Curiosity is a quality that keeps on giving. M. Night Shyamalan, for instance, is a filmmaker who is eager to explore his own craft. And while his back catalogue has included projects that have snowballed out of his own range, he’s at least owning his ambition and finding original stories to tell audiences. His latest collaborations with indie empire Blumhouse Productions have been great vehicles to anchor his passion projects and visual filmmaking. Such is…
Hellmington centres on Detective Samantha Woodhouse, distressed over the recent death of her father and tormented by a forgotten yet mysterious case of the disappearance of a former high school classmate.

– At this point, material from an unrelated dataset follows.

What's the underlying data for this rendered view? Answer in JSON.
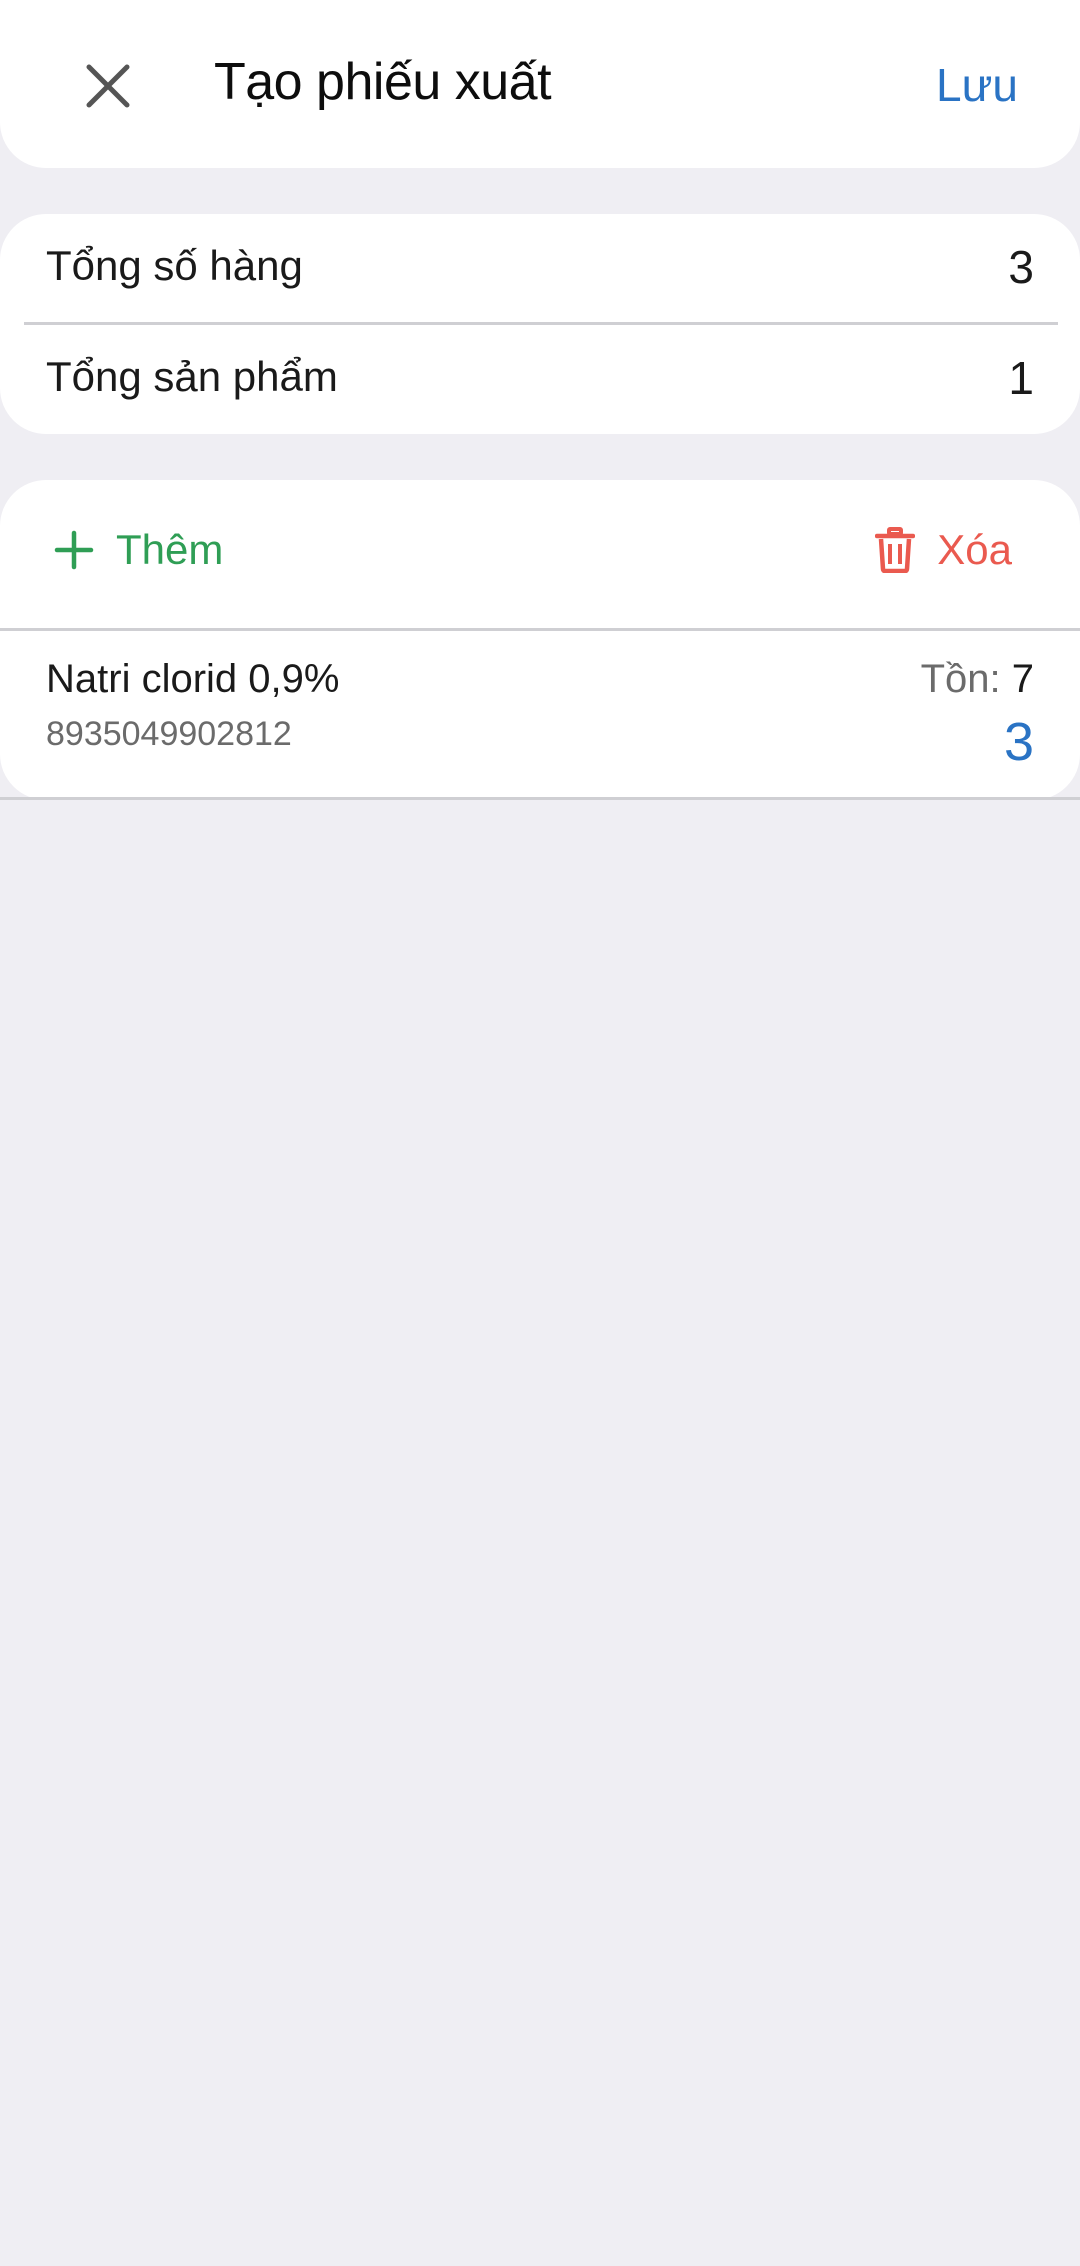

In order to piece together the puzzle of the latter, Samantha reconnects with her past while she’s in town for the funeral; including meeting old acquaintances and people who were close to her late dad.
By: Jessica Goddard Little is fun – which of course is film-review-speak for “a sloppily written comedy trying its best.” It’s corny, preachy, and meandering, but the energy is good and the lead performances are sharp.
By: Jolie Featherstone Director Neil Marshall (The Descent) brings his signature blend of murky macabre and blood-soaked adrenaline to Hellboy, the latest cinematic incarnation of the beloved Dark Horse graphic novel series. Starring David Harbour of Stranger Things fame as the titular anti-hero and Milla Jovovich as Nimue (also known as the Blood Queen), Marshall’s Hellboy is a genre-bending departure from the earlier screen adaptations directed by Guillermo Del Toro. This installment does not call…
The Brink should be a more controversial movie than it is. For a little over 90 minutes, audiences closely observe Steve Bannon, former chairman of right-wing news outlet Breitbart News and former chief strategist for President Donald Trump. Isn’t it insane for Bannon, a highly criticized public figure, to volunteer himself to be the subject of a documentary?
By: Jolie Featherstone Wylie Writes was invited to the hotly anticipated red carpet and Canadian premiere of Hellboy. Hosted at Toronto’s iconic Scotiabank Theatre on April 10th, stars David Harbour and Milla Jovovich were in attendance. The event coincided with David Harbour’s birthday. The theatre was buzzing with the excitement of loyal fans who erupted into a rendition of ‘Happy Birthday’ when Harbour arrived at the red carpet.
Earlier this week, the ALMA Observatory photographed “the first direct image of a black hole”. The picture glowingly pulsates if you stare at it for too long – it’s actually quite marvellous. What the ALMA Observatory may not know is that I had seen a star collapse the night before – a walking black hole, if you will, portrayed by Elisabeth Moss (The One I Love, Us).